|Ford, A.T. (2012). Intersexuality in Crustacea: an environmental issue? Aquat. Toxicol. 108: 125-129. dx.doi.org/10.1016/j.aquatox.2011.08.016|
|In: Aquatic Toxicology. Elsevier Science: Amsterdam. ISSN 0166-445X, more|
Biomarkers; Endocrine disruptors; Intersexuality; Crustacea [WoRMS]; Marine
Intersexuality; Reproductive toxicology; Endocrine disruption; Gynandromorphy; Biomarker
This paper aims to give a historical overview of current understanding about intersexuality in crustaceans, assesses gaps in our knowledge and asks whether it should be an environmental concern. The oldest known cases of intersexuality come from 70 million year old fossil crabs whilst the oldest published case of intersex crustacean stems from a 1730 Royal Society report of a gynandromorph lobster. Many crustacean species are sequential hermaphroditic or simultaneous hermaphrodites. Consequently, there has been confusion as to whether accounts of intersex in the literature are correct. Intersexuality is fairly common throughout the Crustacea and it has been suggested that intersex may arise through different mechanisms.
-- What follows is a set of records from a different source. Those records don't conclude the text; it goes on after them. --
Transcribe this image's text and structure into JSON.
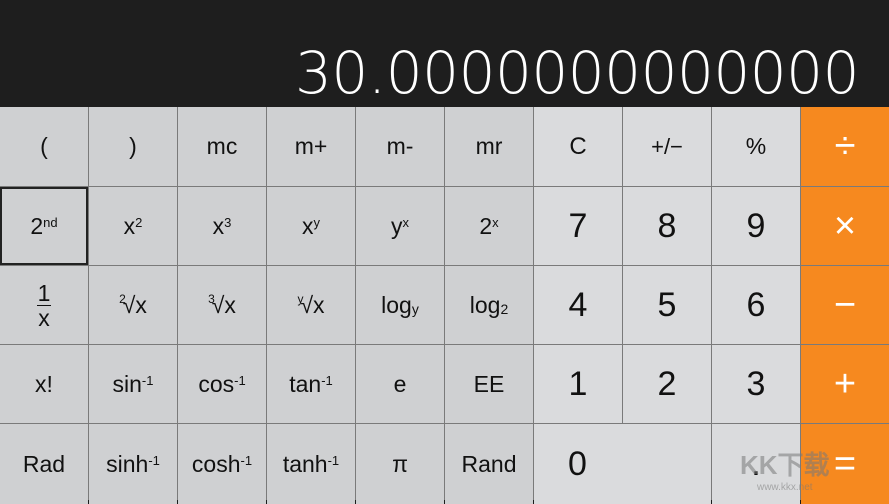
{
  "display": {
    "value": "30.0000000000000"
  },
  "keys": {
    "lparen": "(",
    "rparen": ")",
    "mc": "mc",
    "mplus": "m+",
    "mminus": "m-",
    "mr": "mr",
    "clear": "C",
    "sign": "+/−",
    "percent": "%",
    "divide": "÷",
    "second": {
      "base": "2",
      "sup": "nd"
    },
    "x2": {
      "base": "x",
      "sup": "2"
    },
    "x3": {
      "base": "x",
      "sup": "3"
    },
    "xy": {
      "base": "x",
      "sup": "y"
    },
    "yx": {
      "base": "y",
      "sup": "x"
    },
    "twox": {
      "base": "2",
      "sup": "x"
    },
    "seven": "7",
    "eight": "8",
    "nine": "9",
    "multiply": "×",
    "inv": {
      "num": "1",
      "den": "x"
    },
    "sqrt2": {
      "idx": "2",
      "body": "√x"
    },
    "sqrt3": {
      "idx": "3",
      "body": "√x"
    },
    "sqrty": {
      "idx": "y",
      "body": "√x"
    },
    "logy": {
      "base": "log",
      "sub": "y"
    },
    "log2": {
      "base": "log",
      "sub": "2"
    },
    "four": "4",
    "five": "5",
    "six": "6",
    "minus": "−",
    "fact": "x!",
    "asin": {
      "base": "sin",
      "sup": "-1"
    },
    "acos": {
      "base": "cos",
      "sup": "-1"
    },
    "atan": {
      "base": "tan",
      "sup": "-1"
    },
    "e": "e",
    "ee": "EE",
    "one": "1",
    "two": "2",
    "three": "3",
    "plus": "+",
    "rad": "Rad",
    "asinh": {
      "base": "sinh",
      "sup": "-1"
    },
    "acosh": {
      "base": "cosh",
      "sup": "-1"
    },
    "atanh": {
      "base": "tanh",
      "sup": "-1"
    },
    "pi": "π",
    "rand": "Rand",
    "zero": "0",
    "decimal": ".",
    "equals": "="
  },
  "colors": {
    "operator": "#f6891f",
    "function_key": "#cfd0d2",
    "number_key": "#dadbdd",
    "display_bg": "#1e1e1e"
  },
  "watermark": {
    "logo": "KK下载",
    "url": "www.kkx.net"
  }
}
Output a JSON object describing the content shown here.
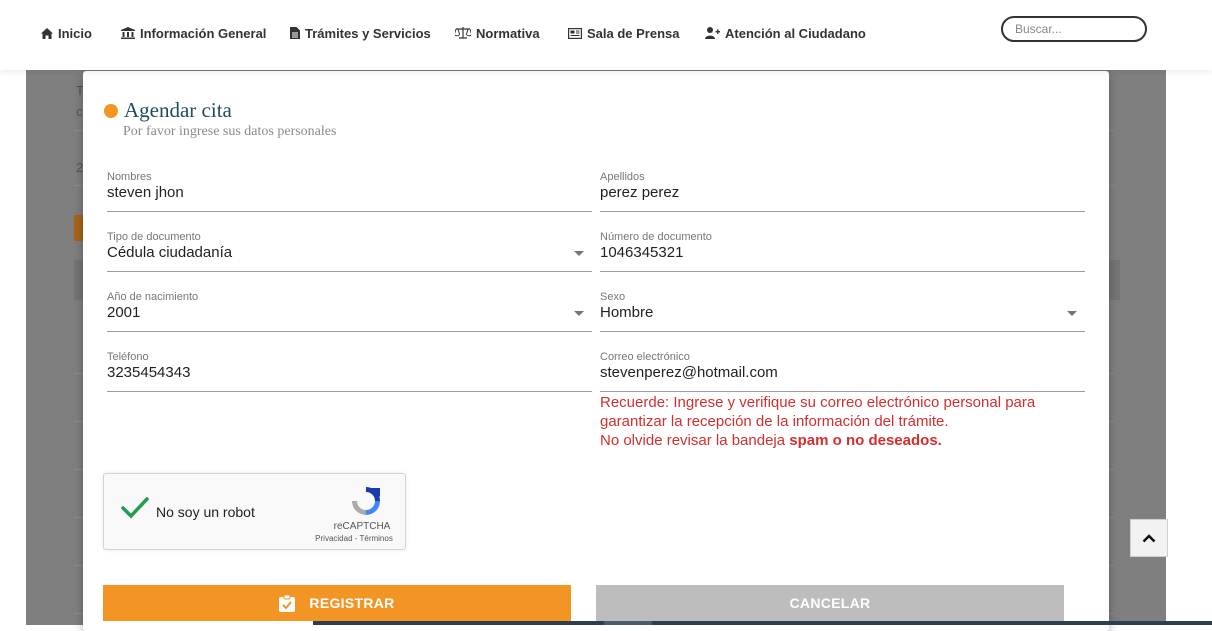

For example, sexual gynandromorphism may arise through disruption in early embryonic development whereas intersexuality may also arise through perturbations of androgenic gland hormone and sexual differentiation in later development. The causes of intersex are multifaceted and can occur through a number of mechanisms including parasitism, environmental sex determination, genetic abnormalities and increasingly pollution is being implicated. Despite many studies on the effects of endocrine disrupters on crustaceans, very few have focussed on wild populations or male related endpoints; rather many laboratory studies have been attempting to assess biomarkers of feminisation. This is surprising as many of the seminal papers on endocrine disruption focussed on effects found in the wild and male specimens. This paper argues that we might have been addressing the right questions (i.e. pollution induced intersex), but in the wrong way (feminisation); and therefore gives recommendations for future directions for research. Biomarker development has been hampered by paucity of genomic and endocrine knowledge of many crustacean model species; however this is rapidly changing with the advent of cheaper affordable genomic techniques and high throughput sequencing.